PROBLEM TO WORK ON ▸ Count the lines that contain the string "selected" in the records beneath, and respond with the number only.
### RECORDS FOR THE EXERCISE
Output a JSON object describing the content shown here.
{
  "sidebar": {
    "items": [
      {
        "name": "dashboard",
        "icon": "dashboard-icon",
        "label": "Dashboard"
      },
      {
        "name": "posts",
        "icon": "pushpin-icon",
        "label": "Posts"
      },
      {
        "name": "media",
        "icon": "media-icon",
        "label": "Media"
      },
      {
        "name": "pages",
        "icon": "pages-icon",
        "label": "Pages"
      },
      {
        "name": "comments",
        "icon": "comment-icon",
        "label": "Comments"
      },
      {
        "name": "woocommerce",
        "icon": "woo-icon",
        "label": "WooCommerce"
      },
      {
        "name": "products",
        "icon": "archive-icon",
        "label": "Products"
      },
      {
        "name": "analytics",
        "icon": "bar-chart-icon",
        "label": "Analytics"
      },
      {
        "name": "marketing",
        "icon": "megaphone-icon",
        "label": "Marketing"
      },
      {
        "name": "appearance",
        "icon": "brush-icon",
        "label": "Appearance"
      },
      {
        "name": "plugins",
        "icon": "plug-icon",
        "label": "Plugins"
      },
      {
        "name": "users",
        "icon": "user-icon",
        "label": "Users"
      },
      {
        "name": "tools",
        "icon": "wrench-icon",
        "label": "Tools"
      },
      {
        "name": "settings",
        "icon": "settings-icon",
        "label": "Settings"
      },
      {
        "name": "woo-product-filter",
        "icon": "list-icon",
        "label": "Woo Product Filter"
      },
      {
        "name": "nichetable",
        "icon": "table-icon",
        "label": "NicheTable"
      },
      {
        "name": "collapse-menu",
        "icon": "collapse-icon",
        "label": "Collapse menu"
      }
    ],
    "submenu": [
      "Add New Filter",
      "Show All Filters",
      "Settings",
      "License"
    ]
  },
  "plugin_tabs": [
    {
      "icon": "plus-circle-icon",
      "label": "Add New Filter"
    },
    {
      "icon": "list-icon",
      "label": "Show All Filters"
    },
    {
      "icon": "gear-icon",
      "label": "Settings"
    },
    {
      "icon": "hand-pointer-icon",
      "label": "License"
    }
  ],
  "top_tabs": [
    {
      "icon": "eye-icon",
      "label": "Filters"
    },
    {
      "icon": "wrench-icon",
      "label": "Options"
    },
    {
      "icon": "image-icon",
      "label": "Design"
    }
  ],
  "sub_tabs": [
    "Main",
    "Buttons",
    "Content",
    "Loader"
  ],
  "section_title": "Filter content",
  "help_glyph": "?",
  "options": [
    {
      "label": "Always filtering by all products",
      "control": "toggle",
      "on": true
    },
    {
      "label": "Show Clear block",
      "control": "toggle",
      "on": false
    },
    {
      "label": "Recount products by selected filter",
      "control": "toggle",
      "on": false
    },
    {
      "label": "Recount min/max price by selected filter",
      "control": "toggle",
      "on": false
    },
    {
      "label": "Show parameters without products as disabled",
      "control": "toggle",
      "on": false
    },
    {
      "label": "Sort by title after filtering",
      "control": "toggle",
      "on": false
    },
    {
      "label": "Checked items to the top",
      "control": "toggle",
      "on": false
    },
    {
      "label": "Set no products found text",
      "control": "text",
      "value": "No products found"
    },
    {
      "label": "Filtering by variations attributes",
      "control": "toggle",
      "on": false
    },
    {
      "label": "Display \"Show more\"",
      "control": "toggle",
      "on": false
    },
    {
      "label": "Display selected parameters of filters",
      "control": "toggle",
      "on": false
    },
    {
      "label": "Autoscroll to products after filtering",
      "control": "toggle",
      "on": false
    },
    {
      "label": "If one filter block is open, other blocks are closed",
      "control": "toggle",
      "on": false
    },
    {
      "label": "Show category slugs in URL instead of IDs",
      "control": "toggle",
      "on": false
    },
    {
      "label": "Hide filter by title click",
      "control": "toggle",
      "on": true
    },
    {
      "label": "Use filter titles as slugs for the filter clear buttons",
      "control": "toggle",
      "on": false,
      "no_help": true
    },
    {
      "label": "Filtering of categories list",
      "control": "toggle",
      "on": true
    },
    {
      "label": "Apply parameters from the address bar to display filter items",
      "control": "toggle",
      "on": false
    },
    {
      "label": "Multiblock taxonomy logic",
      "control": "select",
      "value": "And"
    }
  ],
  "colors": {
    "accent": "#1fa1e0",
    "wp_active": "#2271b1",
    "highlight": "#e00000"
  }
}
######
RESULT BELOW ▸ 3